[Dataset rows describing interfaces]
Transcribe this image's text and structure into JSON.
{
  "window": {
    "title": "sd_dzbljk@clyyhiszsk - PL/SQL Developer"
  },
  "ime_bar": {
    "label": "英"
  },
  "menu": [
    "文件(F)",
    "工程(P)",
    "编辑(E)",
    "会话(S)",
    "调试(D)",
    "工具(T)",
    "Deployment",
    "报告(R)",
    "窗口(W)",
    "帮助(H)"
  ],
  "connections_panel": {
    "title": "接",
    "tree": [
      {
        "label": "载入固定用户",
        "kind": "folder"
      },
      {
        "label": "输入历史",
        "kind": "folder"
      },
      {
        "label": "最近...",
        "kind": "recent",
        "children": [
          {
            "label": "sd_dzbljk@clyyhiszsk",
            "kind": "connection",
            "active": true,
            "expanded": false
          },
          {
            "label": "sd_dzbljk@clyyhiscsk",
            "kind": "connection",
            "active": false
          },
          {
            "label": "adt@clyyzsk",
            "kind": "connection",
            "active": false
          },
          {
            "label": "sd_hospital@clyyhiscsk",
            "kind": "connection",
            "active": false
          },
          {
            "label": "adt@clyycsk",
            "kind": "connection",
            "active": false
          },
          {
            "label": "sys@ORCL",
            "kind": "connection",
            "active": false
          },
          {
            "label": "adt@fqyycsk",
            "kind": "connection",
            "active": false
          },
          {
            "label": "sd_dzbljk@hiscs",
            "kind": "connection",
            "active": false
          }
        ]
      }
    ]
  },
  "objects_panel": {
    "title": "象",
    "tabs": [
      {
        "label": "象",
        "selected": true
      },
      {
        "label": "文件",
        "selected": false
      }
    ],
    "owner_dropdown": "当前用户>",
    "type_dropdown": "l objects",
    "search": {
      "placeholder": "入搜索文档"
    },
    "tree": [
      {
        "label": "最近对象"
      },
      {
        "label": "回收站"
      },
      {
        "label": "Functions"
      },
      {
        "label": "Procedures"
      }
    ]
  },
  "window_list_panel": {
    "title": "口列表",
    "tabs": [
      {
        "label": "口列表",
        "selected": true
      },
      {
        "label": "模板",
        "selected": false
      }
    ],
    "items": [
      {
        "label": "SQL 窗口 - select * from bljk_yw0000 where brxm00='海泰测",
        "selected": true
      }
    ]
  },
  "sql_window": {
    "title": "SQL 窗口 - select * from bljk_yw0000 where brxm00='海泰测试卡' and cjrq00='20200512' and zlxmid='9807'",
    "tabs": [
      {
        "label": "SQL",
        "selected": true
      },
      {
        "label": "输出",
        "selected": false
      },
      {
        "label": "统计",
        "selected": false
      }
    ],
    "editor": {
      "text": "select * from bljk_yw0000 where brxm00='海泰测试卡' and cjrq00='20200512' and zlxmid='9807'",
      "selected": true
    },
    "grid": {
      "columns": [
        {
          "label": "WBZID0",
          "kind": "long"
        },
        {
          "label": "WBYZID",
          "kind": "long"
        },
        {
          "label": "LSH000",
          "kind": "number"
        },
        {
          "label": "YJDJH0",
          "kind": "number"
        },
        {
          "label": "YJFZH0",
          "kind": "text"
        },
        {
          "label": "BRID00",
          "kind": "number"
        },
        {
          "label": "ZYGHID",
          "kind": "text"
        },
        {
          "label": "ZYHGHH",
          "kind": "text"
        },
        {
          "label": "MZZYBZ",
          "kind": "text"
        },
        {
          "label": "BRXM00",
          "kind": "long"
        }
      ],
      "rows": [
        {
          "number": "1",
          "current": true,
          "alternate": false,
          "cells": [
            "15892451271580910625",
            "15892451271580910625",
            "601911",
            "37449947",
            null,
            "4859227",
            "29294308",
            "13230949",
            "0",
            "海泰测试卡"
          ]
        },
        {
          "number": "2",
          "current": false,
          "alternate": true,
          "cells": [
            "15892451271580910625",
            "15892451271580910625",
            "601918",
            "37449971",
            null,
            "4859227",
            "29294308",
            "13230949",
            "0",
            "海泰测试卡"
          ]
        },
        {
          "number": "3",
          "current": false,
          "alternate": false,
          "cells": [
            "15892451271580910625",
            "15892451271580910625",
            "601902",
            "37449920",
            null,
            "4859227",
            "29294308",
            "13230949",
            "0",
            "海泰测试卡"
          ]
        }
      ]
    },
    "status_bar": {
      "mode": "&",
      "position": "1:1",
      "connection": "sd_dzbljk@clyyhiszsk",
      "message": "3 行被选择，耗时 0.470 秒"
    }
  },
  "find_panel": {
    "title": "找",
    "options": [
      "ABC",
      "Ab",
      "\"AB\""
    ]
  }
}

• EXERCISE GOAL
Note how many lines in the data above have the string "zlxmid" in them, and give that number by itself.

• EXERCISE SOLUTION
2